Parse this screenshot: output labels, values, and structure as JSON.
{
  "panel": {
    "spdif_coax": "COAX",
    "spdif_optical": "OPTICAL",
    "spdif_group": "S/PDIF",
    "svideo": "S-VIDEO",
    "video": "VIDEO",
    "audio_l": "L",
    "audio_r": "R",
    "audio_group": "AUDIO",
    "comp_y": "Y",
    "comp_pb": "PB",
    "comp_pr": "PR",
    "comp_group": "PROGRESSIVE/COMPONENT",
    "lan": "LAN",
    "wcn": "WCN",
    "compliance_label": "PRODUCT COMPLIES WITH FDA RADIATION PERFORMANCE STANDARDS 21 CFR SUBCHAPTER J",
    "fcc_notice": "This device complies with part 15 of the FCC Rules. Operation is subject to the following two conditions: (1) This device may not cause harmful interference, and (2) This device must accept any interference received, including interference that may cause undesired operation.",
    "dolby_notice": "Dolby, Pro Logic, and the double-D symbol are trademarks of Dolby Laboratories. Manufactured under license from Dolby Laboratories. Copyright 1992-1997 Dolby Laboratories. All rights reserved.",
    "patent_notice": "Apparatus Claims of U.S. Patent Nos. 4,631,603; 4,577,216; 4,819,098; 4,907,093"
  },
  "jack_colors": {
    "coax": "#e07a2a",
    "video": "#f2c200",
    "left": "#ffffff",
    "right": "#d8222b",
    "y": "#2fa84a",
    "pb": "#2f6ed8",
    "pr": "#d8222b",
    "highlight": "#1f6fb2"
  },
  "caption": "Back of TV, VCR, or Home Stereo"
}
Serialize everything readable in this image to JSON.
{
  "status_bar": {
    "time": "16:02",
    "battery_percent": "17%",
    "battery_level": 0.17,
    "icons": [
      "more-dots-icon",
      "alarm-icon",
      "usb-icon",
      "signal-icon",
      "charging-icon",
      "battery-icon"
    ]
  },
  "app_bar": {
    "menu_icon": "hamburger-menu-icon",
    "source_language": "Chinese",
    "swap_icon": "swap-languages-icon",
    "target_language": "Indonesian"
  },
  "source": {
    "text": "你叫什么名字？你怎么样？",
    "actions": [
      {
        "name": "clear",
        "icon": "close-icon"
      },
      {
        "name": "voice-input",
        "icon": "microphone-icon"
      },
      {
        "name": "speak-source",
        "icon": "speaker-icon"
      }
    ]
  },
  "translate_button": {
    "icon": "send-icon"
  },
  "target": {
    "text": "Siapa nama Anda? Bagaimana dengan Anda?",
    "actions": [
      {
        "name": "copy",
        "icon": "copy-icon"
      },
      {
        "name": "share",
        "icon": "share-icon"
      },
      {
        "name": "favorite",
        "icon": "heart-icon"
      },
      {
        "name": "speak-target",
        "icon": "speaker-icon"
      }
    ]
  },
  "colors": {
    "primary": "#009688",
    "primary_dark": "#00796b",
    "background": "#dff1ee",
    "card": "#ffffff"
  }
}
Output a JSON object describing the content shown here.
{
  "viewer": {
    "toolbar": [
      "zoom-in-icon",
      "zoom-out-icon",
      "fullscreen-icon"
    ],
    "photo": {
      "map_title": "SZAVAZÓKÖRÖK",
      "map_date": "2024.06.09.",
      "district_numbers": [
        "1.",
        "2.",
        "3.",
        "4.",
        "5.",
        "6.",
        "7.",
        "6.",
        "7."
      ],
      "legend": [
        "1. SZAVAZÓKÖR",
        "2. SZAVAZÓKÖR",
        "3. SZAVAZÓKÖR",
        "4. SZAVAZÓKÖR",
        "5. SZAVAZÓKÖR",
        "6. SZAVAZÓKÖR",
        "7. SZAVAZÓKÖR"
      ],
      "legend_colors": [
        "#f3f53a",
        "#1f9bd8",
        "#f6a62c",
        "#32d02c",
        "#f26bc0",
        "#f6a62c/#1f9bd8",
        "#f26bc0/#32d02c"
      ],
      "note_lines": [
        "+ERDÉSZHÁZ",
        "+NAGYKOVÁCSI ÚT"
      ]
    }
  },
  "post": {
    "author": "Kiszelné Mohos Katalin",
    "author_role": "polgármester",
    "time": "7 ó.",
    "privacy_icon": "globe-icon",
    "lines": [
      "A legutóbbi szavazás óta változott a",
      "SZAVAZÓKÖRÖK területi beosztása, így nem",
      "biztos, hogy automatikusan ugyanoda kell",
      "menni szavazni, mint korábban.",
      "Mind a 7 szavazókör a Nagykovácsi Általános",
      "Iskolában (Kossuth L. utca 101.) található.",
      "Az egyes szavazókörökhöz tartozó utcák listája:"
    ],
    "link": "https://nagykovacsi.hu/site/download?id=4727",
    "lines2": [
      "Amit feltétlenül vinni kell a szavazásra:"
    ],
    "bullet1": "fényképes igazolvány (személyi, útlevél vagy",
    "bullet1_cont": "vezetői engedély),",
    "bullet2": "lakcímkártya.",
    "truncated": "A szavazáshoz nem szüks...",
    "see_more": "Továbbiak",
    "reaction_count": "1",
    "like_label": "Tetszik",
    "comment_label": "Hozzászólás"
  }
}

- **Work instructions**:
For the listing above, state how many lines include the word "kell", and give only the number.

- **Solved exercise**:
2